- Incremental Encoders - Provide digital pulses monitored by PLC or VFD used to synchronize, position, or vary the speed of an electric motor. They can be mounted on limit switches, reducers, or electric motors. Incremental encoders offer a variety of different pulses per revolution (PPR) - One up to several thousand PPM are possible.
- Absolute Encoders - Pulses or counts are monitored by a PLC or VFD. Ethernet/IP encoders communicate with a PLC over an Ethernet cable. Absolute encoders do not lose position or counts
when power is cycled (homing not required).
- Potentiometers - Output a 0 – 10 VDC analog output signal used to scale the position of a device. Rotary types can be mounted on limit switches while string types are typically mounted to equipment.

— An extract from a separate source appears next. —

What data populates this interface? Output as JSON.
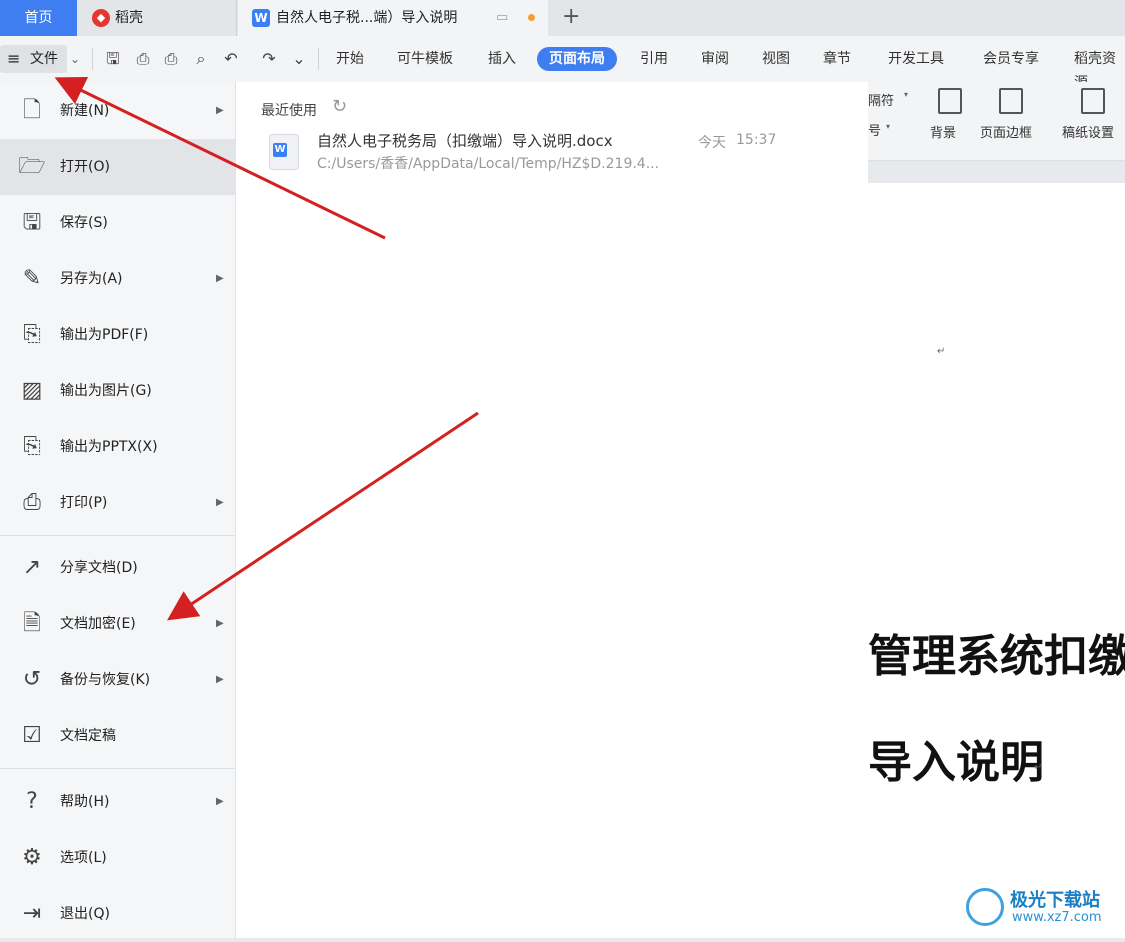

Potentiometers ideal for lower accuracy applications.
- Linear Sensors - Output a 0 – 10 VDC, or 4 – 20mA analog output signal used to scale, position, or control an electric motor. Linear sensors provide the highest degree of accuracy and come in a variety of configurations including rod, magnetic, and non-contact.
- Load Cells - Feedback devices that detect load (tension, compression, or both). Load cells like linear sensors come in a variety of configurations such as pancake, donut, or pin style.
- Provide smooth, reliable synchronization of multiple axes of motion while maintaining the tight positioning tolerances required for each application. Nook provides a variety of solutions for 2 to 6 axes of motion synchronization. These systems are designed to increase process efficiency by providing safe and dependable performance.
- Allows two or more electric motors to be moved in the same direction together in applications that cannot be mechanically coupled.
- Electrically couples the electric motors using positional feedback from multiple motors to hold a tolerance using multiple types of feedback as well as motor control devices.
- Positioning applications move an electric motor to a specific position using an AC, DC, or servo motor along with a feedback device. Servo motors and certain AC and DC motors have encoders mounted on the motor. Devices run in a closed loop to accurately position the electric motor (typically using HMI).
- Variable speed motion allows an electric motor to be moved at various speeds in applications where the process changes frequently (and where the motor needs to start slowly and ramp up to speed). HMIs, speed pots, and selector switches can be used to vary the speed of an electric motor.
- Allows speed drive set point adjustment between while in motion. Custom speeds can be easily entered via numeric keypad.
- The simplest and most common type of motion. Momentary jogging requires the user to press and hold a push button to jog the motor (and stops upon button release). Maintained jogging is accomplished through a one-time command such as pressing and releasing a push button. Maintained jogging stops when the user presses the stop push button or the motor reaches a limit switch.
- Adaptable range of precision positioning options for single or multiple axes of motion.
- Provides easy operation and reliable service.
Other Features & Options
Let's Get Your Project in Motion
Collaborate with one of our linear motion experts on the specifics of your application to ensure the ideal product fit that best meets your performance requirements and budget.